It reminded me of a poem by Emily Dickinson. I've always adored this piece because it speaks of the holiness of our daily surroundings, the divinity of nature, the possibility of a direct connection to God, in a completely accessible and non-preachy way. And it always reminds me of that moment in the movie Black Robe, when the poor Jesuit priest, struggling to survive in the wild woods of the New World, suddenly perceives how the tree branches are forming a cathedral-like arched canopy. Oh, it brings tears to my eyes just thinking about it all (and I'm not what you would call conventionally religious).

The poem:

Some keep the Sabbath going to Church -
I keep it, staying at Home -
With a Bobolink for a Chorister -
And an Orchard, for a Dome -

Some keep the Sabbath in Surplice -
I just wear my Wings -
And instead of tolling the Bell, for Church,
Our little Sexton - sings.

God preaches, a noted Clergyman -
And the sermon is never long,
So instead of getting to Heaven, at last -
I'm going, all along.


Monday, October 1, 2012

Movie Monday: Dead of Night

As research for a new story, I recently watched four B&W ghostly films from Martin Scorsese's 11 Scariest Horror Movies of All Time. Note to the scaredy cats: on a scale of heart-pounding,jump-out-of-your-seat horror, these movies rate fairly low, so even you might want to check them out!

The first offering is Dead of Night (1945), featuring stories from H.G. Wells, E.F. Benson, and screenwriters John Baines and Angus MacPhail (the latter of whom wrote for Hitchcock and apparently coined the term "MacGuffin"):

In the words of Scorsese:

A British classic: four tales [my note: actually five] told by four strangers mysteriously gathered in a country house, each one extremely disquieting, climaxing with a montage in which elements from all the stories converge into a crescendo of madness. [...] it’s very playful…and then it gets under your skin.

The frame story for this film is so cleverly scripted and skillfully performed that it's easy to hand wave the preposterousness of how these people came together to tell their tales. Dead of Night also has a lovely Noir* feel to it. There are no sudden moments of screamworthy shock; rather, it's a slow burn of confusion, alienation, and psychological horror.

My favorite story within the collection, based on "The Chippendale Mirror" by E.F. Benson, features a very unique sort of haunting. A man's fiancée buys an antique mirror as a wedding present. One day when he's alone and checking his appearance, he notices that the reflection does not match the surroundings of his apartment. In fact, he sees himself in a darkly sumptuous bedroom with a four poster bed and fireplace, seemingly from another time. He's the only one who sees it, and it starts to drive him mad . . .

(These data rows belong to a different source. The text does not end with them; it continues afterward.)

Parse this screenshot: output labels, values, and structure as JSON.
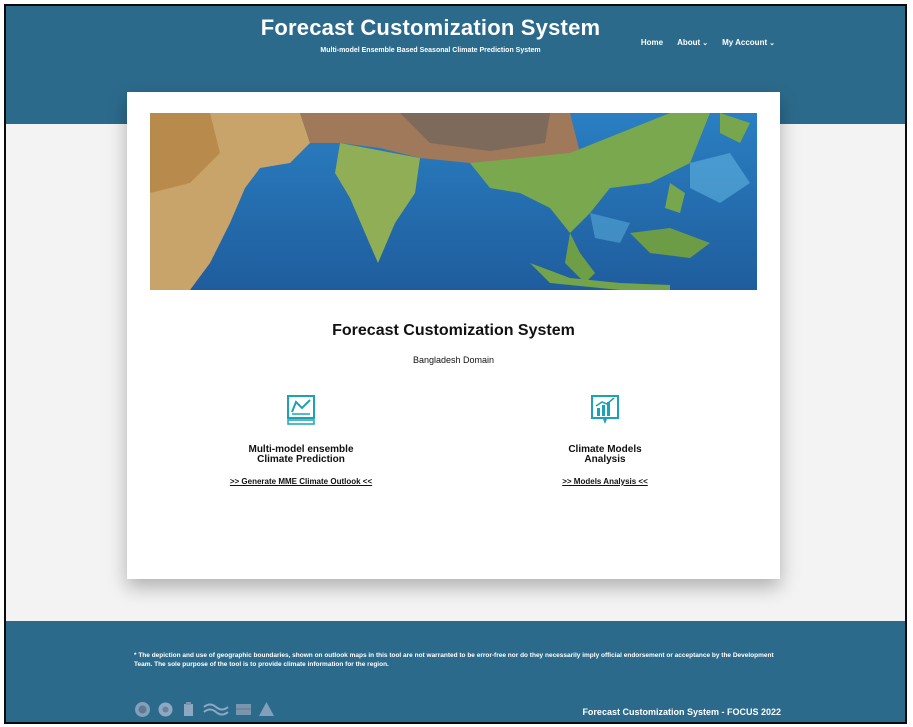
{
  "header": {
    "title": "Forecast Customization System",
    "subtitle": "Multi-model Ensemble Based Seasonal Climate Prediction System",
    "nav": {
      "home": "Home",
      "about": "About",
      "account": "My Account"
    }
  },
  "main": {
    "banner_alt": "Map of South and Southeast Asia",
    "title": "Forecast Customization System",
    "domain": "Bangladesh Domain",
    "features": [
      {
        "icon": "chart-board-icon",
        "title_line1": "Multi-model ensemble",
        "title_line2": "Climate Prediction",
        "link": ">> Generate MME Climate Outlook <<"
      },
      {
        "icon": "bar-chart-icon",
        "title_line1": "Climate Models",
        "title_line2": "Analysis",
        "link": ">> Models Analysis <<"
      }
    ]
  },
  "footer": {
    "disclaimer": "* The depiction and use of geographic boundaries, shown on outlook maps in this tool are not warranted to be error-free nor do they necessarily imply official endorsement or acceptance by the Development Team. The sole purpose of the tool is to provide climate information for the region.",
    "copyright": "Forecast Customization System - FOCUS 2022",
    "logos": [
      "wmo-logo",
      "partner-logo",
      "institute-logo",
      "waves-logo",
      "flag-logo",
      "rimes-logo"
    ]
  },
  "colors": {
    "header_bg": "#2c6a8c",
    "accent_icon": "#1aa3b6",
    "page_bg": "#f3f3f3"
  }
}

The most disturbing tale in the film offers Michael Redgrave as an unhinged ventriloquest whose dummy seems to be rebelling against him. Did any of you ever see Magic with Anthony Hopkins? I did, and I was too young to really understand what was going on. It haunts me to this day, and this story brought it all back. It's worth checking out the film for Redgrave's performance alone.

For me, the only unsatisfying part of Dead of Night was the story of the golf buddies fighting for the love of the same woman. There's a ghost, yes, but it wasn't enough to get me past the idiocy of the premise.

You science buffs might get a kick out of this little bit of trivia from the Internet Movie Database: Cosmolgists Fred Hoyle, Thomas Gold and Hermann Bondi, developed the (now discredited) Steady State theory of the universe, an alternative to the Big Bang, after seeing "Dead of Night". They said that the circular nature of the plot inspired the theory.

Next week: The Uninvited (1944)

*Speaking of Noir and circular plots, I saw Looper yesterday. LOVED IT. Such an ambitious screenplay is bound to have a few holes in it, but I appreciate Rian Johnson for taking risks and making me think. Lots of fine performances, too. I was totally swept up in the story.

[Cross-posted to Livejournal]